Groups that provide legal services to asylum seekers are struggling under new regulations set by the Trump Administration.
The administration has taken several steps this year to discourage asylum-seekers from entering the U.S., effectively barring immigrants from certain countries. At the University of Minnesota and across the state, groups are scrambling to meet the demands of these regulations when assisting asylum seekers.
Veena Iyer is the executive director at the Immigrant Law Center of Minnesota, a statewide organization that provides free legal services to low-income immigrants and refugees.
Iyer said one of Trump’s proposed policies would charge asylum-seekers an unprecedented application fee. The same policy would steeply increase existing fees and eliminate nearly all fee waivers, which would make it especially hard for the low-income immigrants she works with, Iyer said.
The constant influx of new laws has put strain on ILCM. Iyer said the organization has seen more asylum requests get denied, which has made it difficult to advise clients on how to apply.
“Literally, the law is changing every day,” Iyer said. “Our staff has really been having to change the way that we’re approaching cases and change the way that we’re advising clients on a daily basis.”
The Asylum Law Project is a University of Minnesota group that allows first-year law students to provide legal assistance to organizations working with refugees and asylum seekers throughout the U.S. and Mexico. Students receive training and complete service trips over winter and spring breaks, according to ALP member Sarani Rangarajan.
Cayli Posch, ALP president and second-year law student, described the administrative law system — the category of law that immigration falls under — as “broken” and subject to turbulent changes under the Trump Administration.
“It’s absolute chaos, to be completely honest,” she said. “It’s like you almost never know when something that’s been long-established is all of the sudden going to be overturned.”
The regulations have created new challenges for student workers who already face difficulties during their work at or near the southern border.
In an effort to strengthen their chances of getting approved, students sometimes have to evaluate potential asylum seekers and assign them to specific categories. According to Posch, the definition of qualifying factors for asylum have been narrowing under the Trump administration, meaning that student workers often must find very specific aspects of clients' stories that fit the new interpretations. Posch said the pressure to find niche factors can lead to difficult conversations with clients.

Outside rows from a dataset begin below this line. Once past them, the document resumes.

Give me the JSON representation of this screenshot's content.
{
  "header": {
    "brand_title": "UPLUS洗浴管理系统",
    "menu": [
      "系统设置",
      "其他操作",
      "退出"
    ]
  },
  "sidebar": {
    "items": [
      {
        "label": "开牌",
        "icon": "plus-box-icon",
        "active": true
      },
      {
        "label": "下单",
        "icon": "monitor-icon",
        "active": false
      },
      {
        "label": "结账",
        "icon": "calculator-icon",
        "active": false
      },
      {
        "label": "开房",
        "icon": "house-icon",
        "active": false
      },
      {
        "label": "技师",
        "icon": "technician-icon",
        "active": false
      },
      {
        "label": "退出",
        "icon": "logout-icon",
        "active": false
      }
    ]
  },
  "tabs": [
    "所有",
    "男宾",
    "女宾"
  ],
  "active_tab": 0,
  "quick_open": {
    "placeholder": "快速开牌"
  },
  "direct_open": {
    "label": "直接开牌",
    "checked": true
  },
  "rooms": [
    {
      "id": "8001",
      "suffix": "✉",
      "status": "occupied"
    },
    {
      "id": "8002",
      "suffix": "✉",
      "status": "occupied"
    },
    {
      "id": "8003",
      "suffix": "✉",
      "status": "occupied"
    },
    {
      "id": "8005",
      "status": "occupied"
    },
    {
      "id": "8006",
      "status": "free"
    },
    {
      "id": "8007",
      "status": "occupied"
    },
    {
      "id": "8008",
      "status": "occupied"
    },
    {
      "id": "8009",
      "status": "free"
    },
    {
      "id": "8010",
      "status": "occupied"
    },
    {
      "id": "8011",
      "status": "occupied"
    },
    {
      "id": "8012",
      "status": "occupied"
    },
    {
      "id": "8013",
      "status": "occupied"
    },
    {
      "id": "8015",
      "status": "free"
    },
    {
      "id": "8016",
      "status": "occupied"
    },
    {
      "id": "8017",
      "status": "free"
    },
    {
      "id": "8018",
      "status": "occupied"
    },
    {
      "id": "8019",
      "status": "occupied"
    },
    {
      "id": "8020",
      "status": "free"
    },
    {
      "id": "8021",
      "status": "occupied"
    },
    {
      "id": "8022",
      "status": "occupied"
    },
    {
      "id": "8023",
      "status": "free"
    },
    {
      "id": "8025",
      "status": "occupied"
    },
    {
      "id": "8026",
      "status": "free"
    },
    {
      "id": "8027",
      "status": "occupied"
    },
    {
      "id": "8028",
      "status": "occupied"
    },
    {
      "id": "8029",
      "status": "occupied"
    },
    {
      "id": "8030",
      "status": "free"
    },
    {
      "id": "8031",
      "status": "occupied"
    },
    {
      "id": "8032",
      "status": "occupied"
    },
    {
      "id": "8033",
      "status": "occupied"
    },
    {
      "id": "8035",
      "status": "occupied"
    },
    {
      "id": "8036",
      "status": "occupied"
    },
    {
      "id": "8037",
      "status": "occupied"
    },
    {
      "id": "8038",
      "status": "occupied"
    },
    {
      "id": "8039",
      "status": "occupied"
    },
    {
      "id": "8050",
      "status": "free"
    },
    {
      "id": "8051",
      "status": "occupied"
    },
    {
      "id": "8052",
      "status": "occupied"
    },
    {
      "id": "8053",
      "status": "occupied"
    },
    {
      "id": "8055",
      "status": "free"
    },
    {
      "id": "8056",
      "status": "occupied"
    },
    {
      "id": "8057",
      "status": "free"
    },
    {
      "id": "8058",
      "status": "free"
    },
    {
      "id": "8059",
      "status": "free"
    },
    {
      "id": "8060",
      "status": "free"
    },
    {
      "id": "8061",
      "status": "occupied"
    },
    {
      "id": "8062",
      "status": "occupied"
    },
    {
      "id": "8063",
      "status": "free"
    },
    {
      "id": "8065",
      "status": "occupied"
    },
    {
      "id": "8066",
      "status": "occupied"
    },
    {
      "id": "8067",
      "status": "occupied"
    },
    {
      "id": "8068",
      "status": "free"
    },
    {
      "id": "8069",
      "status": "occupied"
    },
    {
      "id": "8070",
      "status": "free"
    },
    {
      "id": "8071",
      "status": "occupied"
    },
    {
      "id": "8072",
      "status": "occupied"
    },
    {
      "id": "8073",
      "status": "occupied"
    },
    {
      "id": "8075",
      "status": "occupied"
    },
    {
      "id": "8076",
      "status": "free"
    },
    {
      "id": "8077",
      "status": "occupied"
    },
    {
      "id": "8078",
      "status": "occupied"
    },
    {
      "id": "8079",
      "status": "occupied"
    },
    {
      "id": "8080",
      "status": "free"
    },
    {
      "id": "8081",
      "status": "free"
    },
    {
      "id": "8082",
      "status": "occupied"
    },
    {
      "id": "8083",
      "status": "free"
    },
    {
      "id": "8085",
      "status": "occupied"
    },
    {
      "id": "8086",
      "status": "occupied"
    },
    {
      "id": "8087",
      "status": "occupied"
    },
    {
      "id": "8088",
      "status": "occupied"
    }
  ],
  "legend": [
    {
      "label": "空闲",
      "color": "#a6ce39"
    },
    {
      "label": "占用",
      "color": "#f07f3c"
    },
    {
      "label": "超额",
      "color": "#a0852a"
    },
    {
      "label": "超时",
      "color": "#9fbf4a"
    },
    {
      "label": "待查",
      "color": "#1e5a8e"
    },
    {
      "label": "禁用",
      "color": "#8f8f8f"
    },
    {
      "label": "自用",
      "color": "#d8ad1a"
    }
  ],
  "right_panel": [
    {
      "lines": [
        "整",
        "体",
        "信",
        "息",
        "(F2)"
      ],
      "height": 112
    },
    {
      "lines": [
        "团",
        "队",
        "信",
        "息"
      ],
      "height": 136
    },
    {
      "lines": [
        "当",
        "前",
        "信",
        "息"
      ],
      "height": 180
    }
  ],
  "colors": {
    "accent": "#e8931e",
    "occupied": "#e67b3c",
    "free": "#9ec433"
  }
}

“You really have to dig in with the clients into really horrible things,” she said. “You’re almost happy to hear that they might have been persecuted for a different reason, even though that’s horrible to think about.”
Last year, Posch worked at an immigrant center that housed fathers and sons, an experience she still carries with her.
“I still have a name tag from a 3-year-old that gave me his little masking tape name tag in a box in my room,” Posch said. “I was working with another girl and she was trying to interview the father about his wife being assaulted and murdered, while I’m trying to distract the 3-year-old kid because the ‘child care’ in the detention center was closed for the day.”
She also recounted stories involving a student working with an 11-year-old child whose family was seeking asylum after he witnessed his friend being murdered by a gang. She also remembered working at a center that held a 1-year-old baby who’d been experiencing diarrhea for 21 days without access to a medical professional.
Much of the work ALP members do and the things they experience during their trips can be distressing, something that Posch said ALP is actively working to address. She said that along with trying to get secondary trauma training, she encourages students to seek counseling before their trips.
“It’s horribly traumatic for a lot of these students to go into these situations,” she said.